Your recent two-part series on the donor community’s concerns over financial issues at the Olympic Medical Center Foundation (Sequim Gazette, Jan. 8, Jan. 15) was an important revelation for everyone who works in the non-profit sector. It exposes both the best and perhaps the worst of those who give and those who manage our local generosity.
Sara Maloney deserves an abundance of gratitude from all of us – not only for her forthright expression of concerns relating to the financial integrity of OMC Foundation management, but also for her heads-up to those who work in and around the non-profit sector. We have an exceptional responsibility to our donors and a commitment to those we claim to serve. Sara’s work across this county represents the very best in fundraising skill, creative talent and just plain hard work. The patients of OMC and the children of our community owe her a huge debt.
Exposure of problems is a positive. Perhaps the Foundation will find a way to renew its credibility in the donor community. However, I am concerned that the Foundation leadership will be reluctant to show the institutional transparency that the public deserves and its donors demand. Our community has seen much too much of bad management and questionable articulation of institutional goals and objectives. I am reminded of Harbor Works and the Incubator Project, where millions of dollars in public money were spent to no meaningful public benefit. Here we have a case of charitable funds being spent with no apparent accountability to the donors or the hospital.

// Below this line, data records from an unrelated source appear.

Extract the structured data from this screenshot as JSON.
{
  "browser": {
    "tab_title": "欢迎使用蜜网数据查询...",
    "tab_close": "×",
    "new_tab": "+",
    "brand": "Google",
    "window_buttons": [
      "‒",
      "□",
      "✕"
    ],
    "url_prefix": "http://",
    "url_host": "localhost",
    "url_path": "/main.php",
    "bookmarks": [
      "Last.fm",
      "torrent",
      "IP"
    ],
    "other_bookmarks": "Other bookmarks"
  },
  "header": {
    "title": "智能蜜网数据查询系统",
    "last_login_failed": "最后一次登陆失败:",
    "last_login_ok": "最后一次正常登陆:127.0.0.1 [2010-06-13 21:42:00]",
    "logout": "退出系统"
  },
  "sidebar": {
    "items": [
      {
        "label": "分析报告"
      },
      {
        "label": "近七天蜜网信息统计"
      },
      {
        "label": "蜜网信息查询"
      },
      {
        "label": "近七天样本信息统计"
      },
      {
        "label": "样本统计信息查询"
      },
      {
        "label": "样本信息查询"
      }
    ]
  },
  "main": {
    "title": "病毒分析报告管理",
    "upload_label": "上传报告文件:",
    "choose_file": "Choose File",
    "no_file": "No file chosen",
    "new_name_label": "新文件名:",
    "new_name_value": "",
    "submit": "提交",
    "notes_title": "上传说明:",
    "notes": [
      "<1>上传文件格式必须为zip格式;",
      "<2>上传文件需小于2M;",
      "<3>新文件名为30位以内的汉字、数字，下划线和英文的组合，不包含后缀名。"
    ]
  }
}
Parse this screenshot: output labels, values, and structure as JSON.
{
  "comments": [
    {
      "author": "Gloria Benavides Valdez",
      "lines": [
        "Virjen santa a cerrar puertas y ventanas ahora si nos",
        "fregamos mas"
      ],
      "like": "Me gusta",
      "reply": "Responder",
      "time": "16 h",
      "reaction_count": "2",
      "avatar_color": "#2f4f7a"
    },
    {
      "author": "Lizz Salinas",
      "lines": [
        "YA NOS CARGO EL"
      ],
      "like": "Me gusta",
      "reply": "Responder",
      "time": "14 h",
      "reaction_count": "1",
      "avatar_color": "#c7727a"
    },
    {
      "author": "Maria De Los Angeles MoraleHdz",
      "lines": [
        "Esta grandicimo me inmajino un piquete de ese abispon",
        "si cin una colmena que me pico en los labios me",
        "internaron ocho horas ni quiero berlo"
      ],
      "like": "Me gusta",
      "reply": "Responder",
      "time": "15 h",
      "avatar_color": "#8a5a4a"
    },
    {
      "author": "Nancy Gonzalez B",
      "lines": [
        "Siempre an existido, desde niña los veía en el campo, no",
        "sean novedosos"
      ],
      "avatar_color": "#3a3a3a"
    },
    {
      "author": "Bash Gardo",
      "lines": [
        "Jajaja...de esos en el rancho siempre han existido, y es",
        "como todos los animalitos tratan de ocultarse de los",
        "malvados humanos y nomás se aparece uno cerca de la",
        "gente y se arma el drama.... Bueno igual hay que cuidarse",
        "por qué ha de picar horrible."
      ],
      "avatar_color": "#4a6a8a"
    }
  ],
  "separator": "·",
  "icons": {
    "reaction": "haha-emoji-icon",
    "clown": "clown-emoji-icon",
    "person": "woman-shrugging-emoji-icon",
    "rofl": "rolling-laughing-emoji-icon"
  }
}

Someone needs to take the lead here. We need to understand what is happening to donated money. We need to respect Sara Maloney’s considerable sacrifice and move on to higher standards and ethics. The local nonprofit community deserves that. The public must have confidence in those who allocate and spend our money. Without that, there is chaos.